I was looking at some food blogs a couple of months ago and I tend to be a little tab crazy. Oftentimes there are a dozen tabs open on my browser and I can’t even remember what linked me to where,  But somewhere along the way, someone recommended a cookbook that interested me and next thing I knew, I was ordering it.

It is a beautiful vegetarian cookbook by Yotam Ottolenghi from his column ‘The New Vegetarian’ for London’s The Guardian’s Weekend magazine.   I looked at it for a month or so before I actually tried one of the recipes mainly because I couldn’t decide which to try first.   I think I made a good choice.  It was one of the less complicated recipes and since my kids love sweet potatoes, I thought they would love them.

My hopes were a little to high in that regard.   On the plate below, the only thing the kids ate, besides a fly size taste (and that might be too generous)  of the sweet potato cakes, were the carrots and peppers.   Followed by more carrots and peppers.  Followed by whole wheat toast with butter, sprinked with ground flax seed,  It’s one of the few things I can get away with!  Followed by another piece of toast with jelly – and some peanut butter hiding under it.   Oh well.   Just gotta keep trying I guess.  Eric and I talk the talk about being firm with the kids and saying, “if you don’t eat this, then you can go to bed hungry.” but we don’t walk the walk.   We cave.    After they took the ” try it bite” aka the “no thank you bite,”  they had worked themselves up to an intensity far beyond what you would think would be the normal scope for trying a bite of a new food.  It really would have been cruel not to give them something else to eat.

If you are making this for kids who don’t like spicy food  I would take out some of the mixture before adding the red pepper.  And if you don’t want to fry the cakes, I am sure they would taste great baked.  Let me know if you try that!

I hope you enjoy this recipe as much as Eric and me.

RECIPE:  makes about 16-20 small cakes

(adapted from Plenty by Yotam Ottolenghi)


2 medium Sweet Potatoes, cut into chucks

2 tsp Shoyu soy sauce

3/4 cup flour ( I used a gluten free blend, but use your favorite)

1 tsp sea salt

1/2 tsp sugar

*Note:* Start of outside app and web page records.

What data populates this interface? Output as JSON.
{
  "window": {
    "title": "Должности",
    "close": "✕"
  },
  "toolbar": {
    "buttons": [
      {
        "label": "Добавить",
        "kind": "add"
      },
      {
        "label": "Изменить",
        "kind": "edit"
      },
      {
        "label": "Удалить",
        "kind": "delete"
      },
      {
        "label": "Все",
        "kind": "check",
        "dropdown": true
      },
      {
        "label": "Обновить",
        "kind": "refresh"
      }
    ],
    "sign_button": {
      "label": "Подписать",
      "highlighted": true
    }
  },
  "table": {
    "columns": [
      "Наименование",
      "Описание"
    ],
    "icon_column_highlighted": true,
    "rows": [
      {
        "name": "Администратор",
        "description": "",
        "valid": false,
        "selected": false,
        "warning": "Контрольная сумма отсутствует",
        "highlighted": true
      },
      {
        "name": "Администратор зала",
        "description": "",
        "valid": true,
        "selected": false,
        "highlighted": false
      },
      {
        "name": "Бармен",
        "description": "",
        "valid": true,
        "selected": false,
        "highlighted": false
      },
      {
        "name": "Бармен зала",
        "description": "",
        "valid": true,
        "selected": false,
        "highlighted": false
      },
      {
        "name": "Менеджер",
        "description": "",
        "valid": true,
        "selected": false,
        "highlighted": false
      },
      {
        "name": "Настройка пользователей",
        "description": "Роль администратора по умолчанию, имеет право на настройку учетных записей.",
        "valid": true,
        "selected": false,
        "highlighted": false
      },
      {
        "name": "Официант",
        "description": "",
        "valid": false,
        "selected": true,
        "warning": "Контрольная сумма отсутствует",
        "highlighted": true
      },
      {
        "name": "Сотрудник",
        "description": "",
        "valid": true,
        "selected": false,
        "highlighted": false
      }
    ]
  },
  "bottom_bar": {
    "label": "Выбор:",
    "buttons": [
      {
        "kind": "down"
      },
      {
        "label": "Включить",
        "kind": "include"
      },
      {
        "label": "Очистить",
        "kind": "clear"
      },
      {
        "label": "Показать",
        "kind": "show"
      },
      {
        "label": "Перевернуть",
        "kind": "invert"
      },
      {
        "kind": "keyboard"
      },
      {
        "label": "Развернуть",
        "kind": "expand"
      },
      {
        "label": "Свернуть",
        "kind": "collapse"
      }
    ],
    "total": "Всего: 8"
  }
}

3 Tbsp green onions, chopped

1/2-1 tsp finely chopped red chili (OR NOT, if you are serving to kids or don’t like spice)

2 Tbsp butter, for frying

Sauce:

2 Tbsp mascarpone (sour cream or plain yogurt)

Juice from 1/2 a lemon

1 tbsp chopped parsley

1 Tbsp Olive oil

Steam sweet potatoes chunks for about 15 minutes, or until they are soft all the way through and you can easily stick a fork in it.    In a mixing bowl, mash the potatoes with a fork or potato masher.  Add shoyu, green onions, flour, salt, sugar, and pepper( if using) and mix.   Form into patties.

In a large pan on medium heat, melt 1 tbsp butter (or oil) and fry half of the cakes.  Fry for about 6 minutes on each side, until lightly browned.  Place in between two sheets of paper towel to soak up the extra butter. Repeat with the rest of the cakes

For the Sauce, mix all ingredients well and add a dollop on top of each sweet potato cake.